It’s one of the greatest survival stories of all time and now, nearly 100 years later, a new exhibition invites visitors to walk in the footsteps of famous Antarctic explorer Sir Ernest Shackleton and discover his epic voyage of survival for themselves.
Of the total Expedition of 56, miraculously all but three survived nearly three-and-a-half years of extreme and dangerous living and working conditions in the Southern Ocean and Antarctica.
‘Shackleton: Escape from Antarctica’, is now on at the Penneshaw Town Hall from September 14-October 14.
It then moves to Kingscote Town Hall from October 16-November 20.
The exhibition brings together first-hand accounts and dramatic images by official expedition photographer, Australian Frank Hurley, to tell the compelling story of Shackleton’s Imperial Trans-Antarctic Expedition of 1914-17 and his bid to stay alive.
Shackleton set out in August 1914 with a bold plan to be the first to cross Antarctica’s vast interior.
His strategy was to have two parties working from opposite sides of the continent.
He would lead the Weddell Sea crossing party while a second Ross Sea supply party would lay critical rations ahead of him.
Both ships were ultimately lost to their crews (one crushed and the other wrenched away by the ice).
Shackleton’s party would never even touch the continent they hoped to cross, and the other would be marooned on it, desperately sledging across hundreds of kilometres of ice to lay depots for the party which would never come.
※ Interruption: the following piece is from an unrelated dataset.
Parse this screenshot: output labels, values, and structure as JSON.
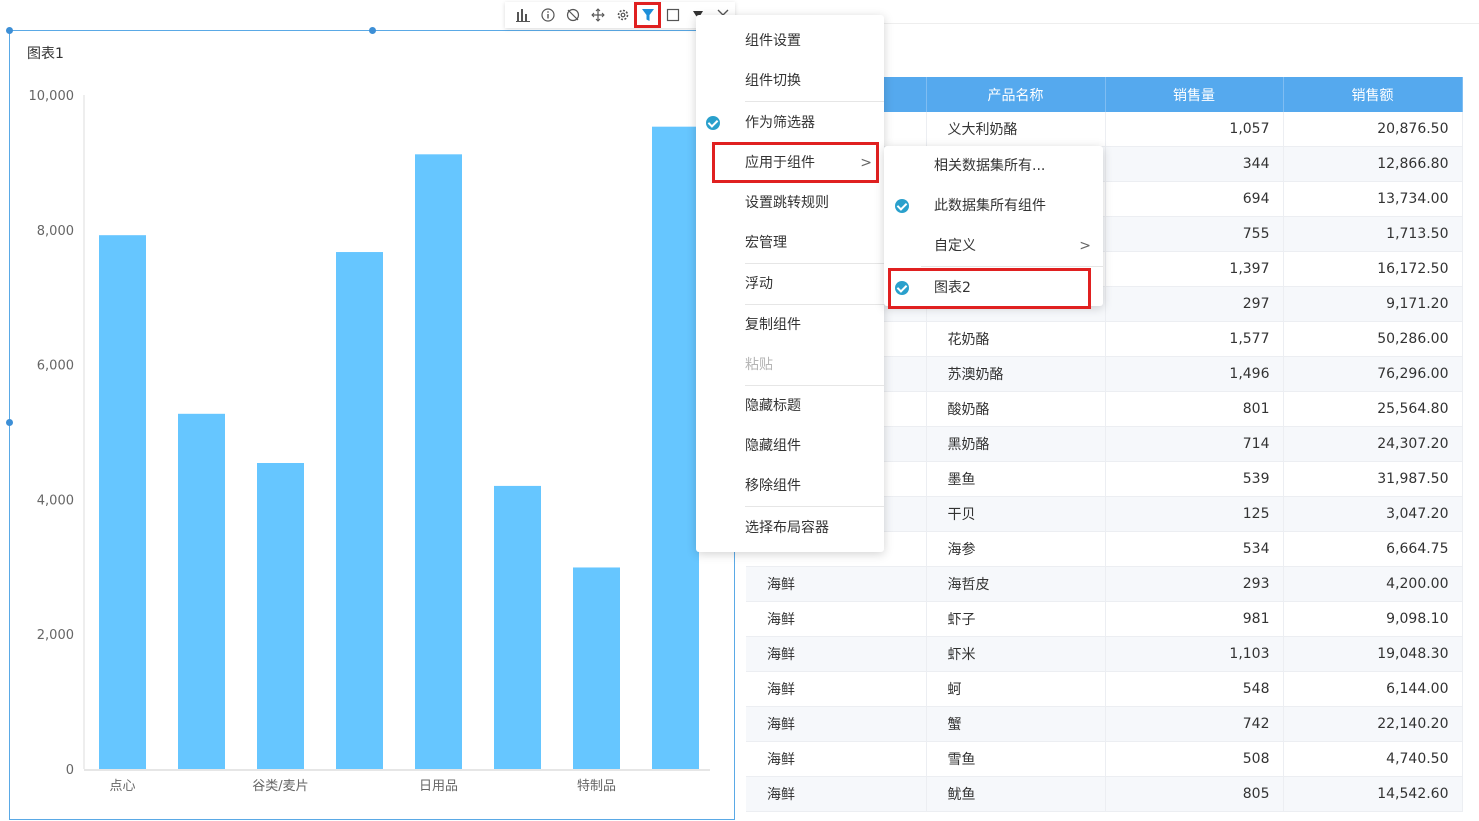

Through the eyes of modern-day adventurer Tim Jarvis AM, who recently re-enacted parts of Shackleton’s journey, and biologist and Shackleton fellow Mel Mackenzie, the exhibition follows the harrowing experiences of both parties and asks visitors to think about their reaction and decisions.
“I seemed to vow to myself that some day I would go to the region of ice and snow and go on and on till I came to one of the poles of the earth, the end of the axis upon which this great round ball turns.” – Ernest Shackleton.
Kevin Sumption, director and CEO of the Australian Maritime Museum said, “The story of Shackleton’s epic expedition thrilled thousands of visitors during its run in Sydney and we are delighted that this touring panel exhibition will share this fascinating story with people on Kangaroo Island.”
‘Shackleton: Escape from Antarctica’, is on display 9-5pm, Mon-Fri and 9am-noon on Saturday.
Entry is free.